(Items from an interface collection)
*** Begin section ***
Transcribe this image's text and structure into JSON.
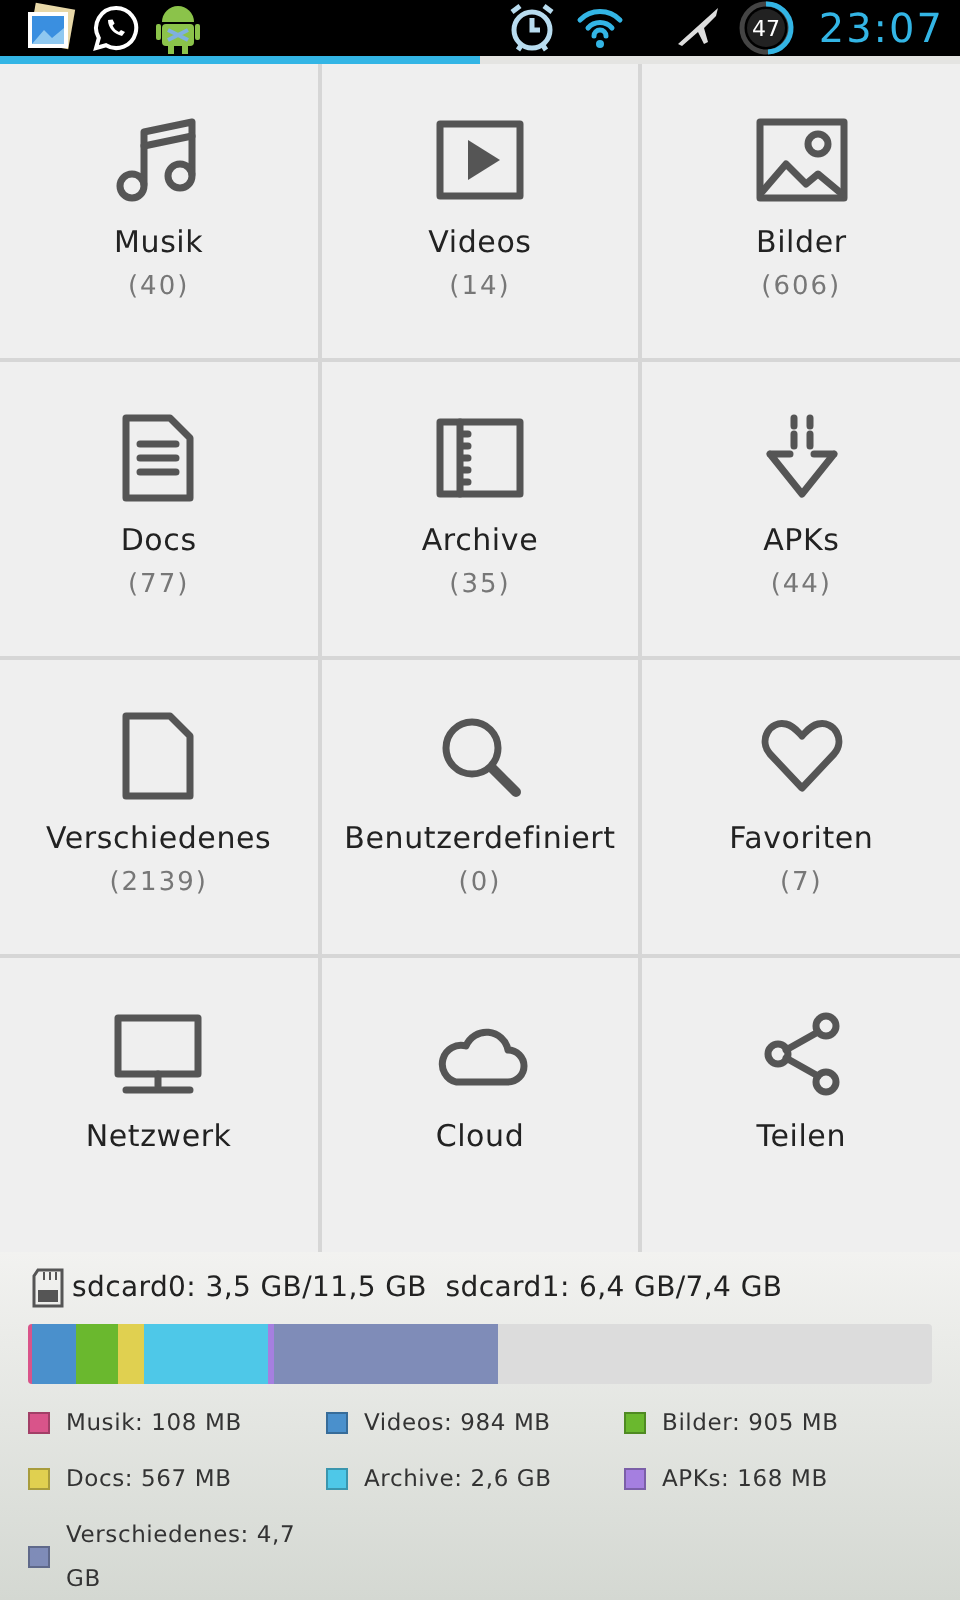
{
  "status_bar": {
    "battery": "47",
    "time": "23:07"
  },
  "progress": {
    "level": 0.5
  },
  "tiles": [
    {
      "kind": "music",
      "label": "Musik",
      "count": "(40)"
    },
    {
      "kind": "video",
      "label": "Videos",
      "count": "(14)"
    },
    {
      "kind": "image",
      "label": "Bilder",
      "count": "(606)"
    },
    {
      "kind": "doc",
      "label": "Docs",
      "count": "(77)"
    },
    {
      "kind": "archive",
      "label": "Archive",
      "count": "(35)"
    },
    {
      "kind": "apk",
      "label": "APKs",
      "count": "(44)"
    },
    {
      "kind": "file",
      "label": "Verschiedenes",
      "count": "(2139)"
    },
    {
      "kind": "search",
      "label": "Benutzerdefiniert",
      "count": "(0)"
    },
    {
      "kind": "heart",
      "label": "Favoriten",
      "count": "(7)"
    },
    {
      "kind": "network",
      "label": "Netzwerk"
    },
    {
      "kind": "cloud",
      "label": "Cloud"
    },
    {
      "kind": "share",
      "label": "Teilen"
    }
  ],
  "storage": {
    "summary": "sdcard0: 3,5 GB/11,5 GB  sdcard1: 6,4 GB/7,4 GB",
    "segments": [
      {
        "label": "Musik: 108 MB",
        "color": "#d9548a"
      },
      {
        "label": "Videos: 984 MB",
        "color": "#4a90cc"
      },
      {
        "label": "Bilder: 905 MB",
        "color": "#6ab82e"
      },
      {
        "label": "Docs: 567 MB",
        "color": "#e0d050"
      },
      {
        "label": "Archive: 2,6 GB",
        "color": "#4ec8e8"
      },
      {
        "label": "APKs: 168 MB",
        "color": "#a57fe0"
      },
      {
        "label": "Verschiedenes: 4,7 GB",
        "color": "#7f8cb8"
      }
    ]
  }
}
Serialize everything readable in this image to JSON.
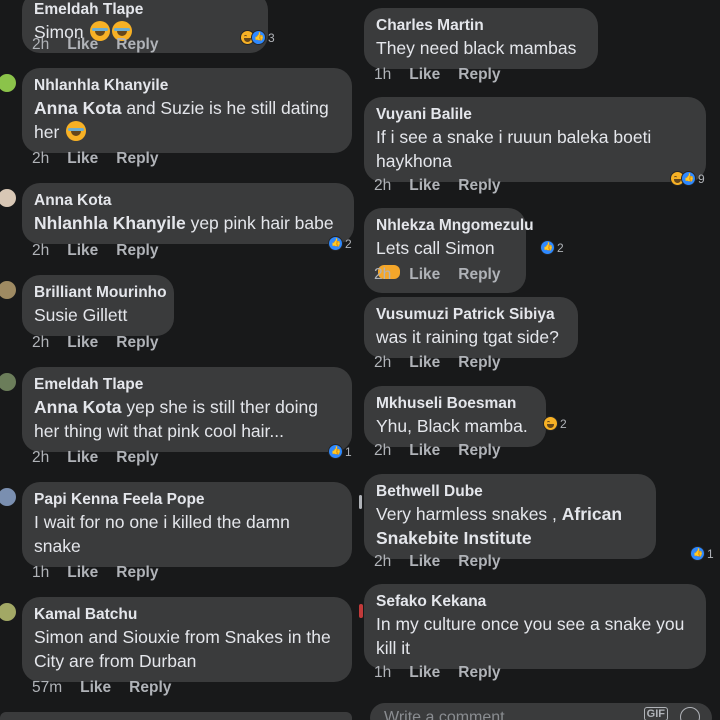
{
  "left": [
    {
      "author": "Emeldah Tlape",
      "segments": [
        {
          "t": "Simon ",
          "m": false
        }
      ],
      "emoji": "😂😂",
      "time": "2h",
      "like": "Like",
      "reply": "Reply",
      "react_count": "3",
      "react_types": [
        "haha",
        "like"
      ]
    },
    {
      "author": "Nhlanhla Khanyile",
      "segments": [
        {
          "t": "Anna Kota",
          "m": true
        },
        {
          "t": " and Suzie is he still dating her ",
          "m": false
        }
      ],
      "emoji": "😂",
      "time": "2h",
      "like": "Like",
      "reply": "Reply"
    },
    {
      "author": "Anna Kota",
      "segments": [
        {
          "t": "Nhlanhla Khanyile",
          "m": true
        },
        {
          "t": " yep pink hair babe",
          "m": false
        }
      ],
      "time": "2h",
      "like": "Like",
      "reply": "Reply",
      "react_count": "2",
      "react_types": [
        "like"
      ]
    },
    {
      "author": "Brilliant Mourinho",
      "segments": [
        {
          "t": "Susie Gillett",
          "m": false
        }
      ],
      "time": "2h",
      "like": "Like",
      "reply": "Reply"
    },
    {
      "author": "Emeldah Tlape",
      "segments": [
        {
          "t": "Anna Kota",
          "m": true
        },
        {
          "t": " yep she is still ther doing her thing wit that pink cool hair...",
          "m": false
        }
      ],
      "time": "2h",
      "like": "Like",
      "reply": "Reply",
      "react_count": "1",
      "react_types": [
        "like"
      ]
    },
    {
      "author": "Papi Kenna Feela Pope",
      "segments": [
        {
          "t": "I wait for no one i killed the damn snake",
          "m": false
        }
      ],
      "time": "1h",
      "like": "Like",
      "reply": "Reply"
    },
    {
      "author": "Kamal Batchu",
      "segments": [
        {
          "t": "Simon and Siouxie from Snakes in the City are from Durban",
          "m": false
        }
      ],
      "time": "57m",
      "like": "Like",
      "reply": "Reply"
    }
  ],
  "right": [
    {
      "author": "Charles Martin",
      "segments": [
        {
          "t": "They need black mambas",
          "m": false
        }
      ],
      "time": "1h",
      "like": "Like",
      "reply": "Reply"
    },
    {
      "author": "Vuyani Balile",
      "segments": [
        {
          "t": "If i see a snake i ruuun baleka boeti haykhona",
          "m": false
        }
      ],
      "time": "2h",
      "like": "Like",
      "reply": "Reply",
      "react_count": "9",
      "react_types": [
        "haha",
        "like"
      ]
    },
    {
      "author": "Nhlekza Mngomezulu",
      "segments": [
        {
          "t": "Lets call Simon ",
          "m": false
        }
      ],
      "hand": true,
      "time": "2h",
      "like": "Like",
      "reply": "Reply",
      "react_count": "2",
      "react_types": [
        "like"
      ]
    },
    {
      "author": "Vusumuzi Patrick Sibiya",
      "segments": [
        {
          "t": "was it raining tgat side?",
          "m": false
        }
      ],
      "time": "2h",
      "like": "Like",
      "reply": "Reply"
    },
    {
      "author": "Mkhuseli Boesman",
      "segments": [
        {
          "t": "Yhu, Black mamba.",
          "m": false
        }
      ],
      "time": "2h",
      "like": "Like",
      "reply": "Reply",
      "react_count": "2",
      "react_types": [
        "haha"
      ]
    },
    {
      "author": "Bethwell Dube",
      "segments": [
        {
          "t": "Very harmless snakes , ",
          "m": false
        },
        {
          "t": "African Snakebite Institute",
          "m": true
        }
      ],
      "time": "2h",
      "like": "Like",
      "reply": "Reply",
      "react_count": "1",
      "react_types": [
        "like"
      ]
    },
    {
      "author": "Sefako Kekana",
      "segments": [
        {
          "t": "In my culture once you see a snake you kill it",
          "m": false
        }
      ],
      "time": "1h",
      "like": "Like",
      "reply": "Reply"
    }
  ],
  "composer": {
    "placeholder": "Write a comment...",
    "gif": "GIF"
  },
  "colors": {
    "bg": "#18191a",
    "bubble": "#3a3b3c",
    "text": "#e4e6eb",
    "muted": "#b0b3b8",
    "like_blue": "#2e89ff",
    "haha_yellow": "#f7b125"
  }
}
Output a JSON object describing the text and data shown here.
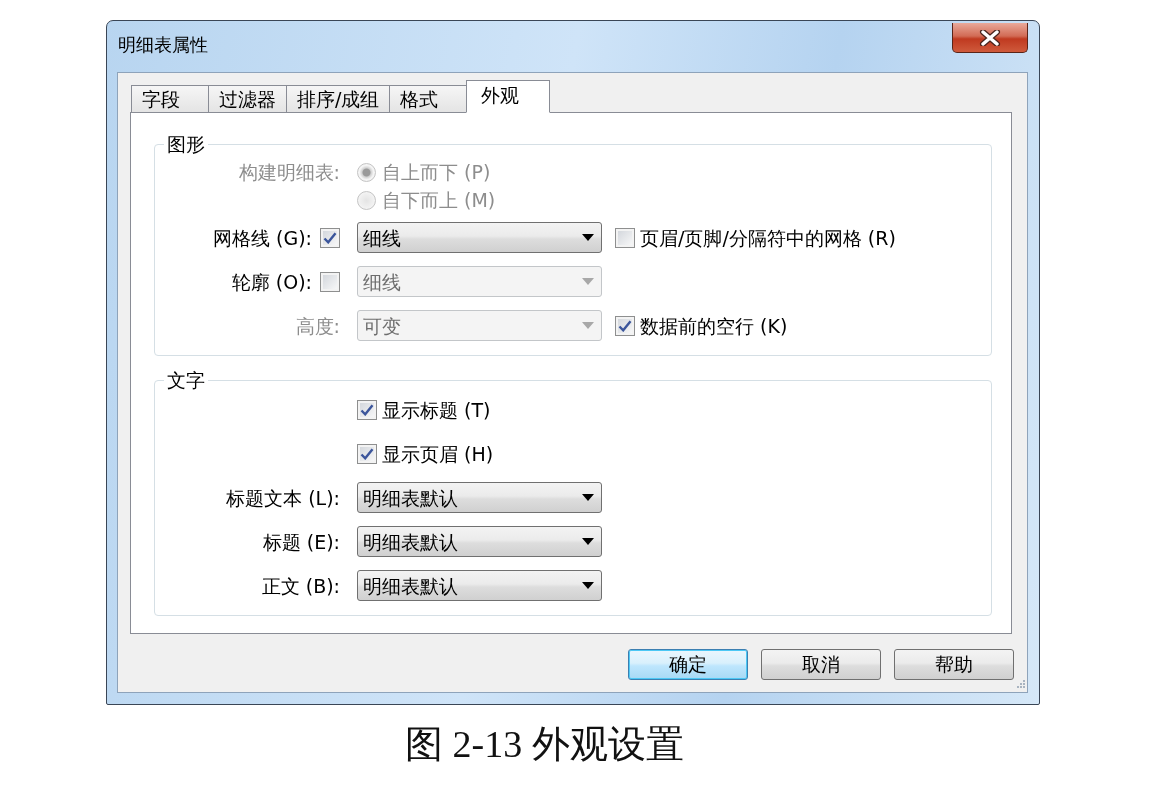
{
  "window": {
    "title": "明细表属性"
  },
  "tabs": [
    {
      "label": "字段",
      "selected": false
    },
    {
      "label": "过滤器",
      "selected": false
    },
    {
      "label": "排序/成组",
      "selected": false
    },
    {
      "label": "格式",
      "selected": false
    },
    {
      "label": "外观",
      "selected": true
    }
  ],
  "groups": [
    {
      "title": "图形",
      "rows": [
        {
          "kind": "radio",
          "label": "构建明细表:",
          "disabled": true,
          "options": [
            {
              "label": "自上而下 (P)",
              "selected": true
            },
            {
              "label": "自下而上 (M)",
              "selected": false
            }
          ]
        },
        {
          "kind": "check-dropdown",
          "label": "网格线 (G):",
          "disabled": false,
          "checked": true,
          "dropdown": {
            "value": "细线",
            "disabled": false
          },
          "side_check": {
            "label": "页眉/页脚/分隔符中的网格 (R)",
            "checked": false
          }
        },
        {
          "kind": "check-dropdown",
          "label": "轮廓 (O):",
          "disabled": false,
          "checked": false,
          "dropdown": {
            "value": "细线",
            "disabled": true
          }
        },
        {
          "kind": "dropdown",
          "label": "高度:",
          "disabled": true,
          "dropdown": {
            "value": "可变",
            "disabled": true
          },
          "side_check": {
            "label": "数据前的空行 (K)",
            "checked": true
          }
        }
      ]
    },
    {
      "title": "文字",
      "rows": [
        {
          "kind": "checkbox",
          "label": "显示标题 (T)",
          "disabled": false,
          "checked": true
        },
        {
          "kind": "checkbox",
          "label": "显示页眉 (H)",
          "disabled": false,
          "checked": true
        },
        {
          "kind": "dropdown",
          "label": "标题文本 (L):",
          "disabled": false,
          "dropdown": {
            "value": "明细表默认",
            "disabled": false
          }
        },
        {
          "kind": "dropdown",
          "label": "标题 (E):",
          "disabled": false,
          "dropdown": {
            "value": "明细表默认",
            "disabled": false
          }
        },
        {
          "kind": "dropdown",
          "label": "正文 (B):",
          "disabled": false,
          "dropdown": {
            "value": "明细表默认",
            "disabled": false
          }
        }
      ]
    }
  ],
  "buttons": [
    {
      "label": "确定",
      "default": true
    },
    {
      "label": "取消",
      "default": false
    },
    {
      "label": "帮助",
      "default": false
    }
  ],
  "caption": "图 2-13 外观设置"
}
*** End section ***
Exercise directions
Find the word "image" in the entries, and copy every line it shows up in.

Exercise solution
Transcribe this image's text and structure into JSON.
      "kind": "image",
Serialize everything readable in this image to JSON.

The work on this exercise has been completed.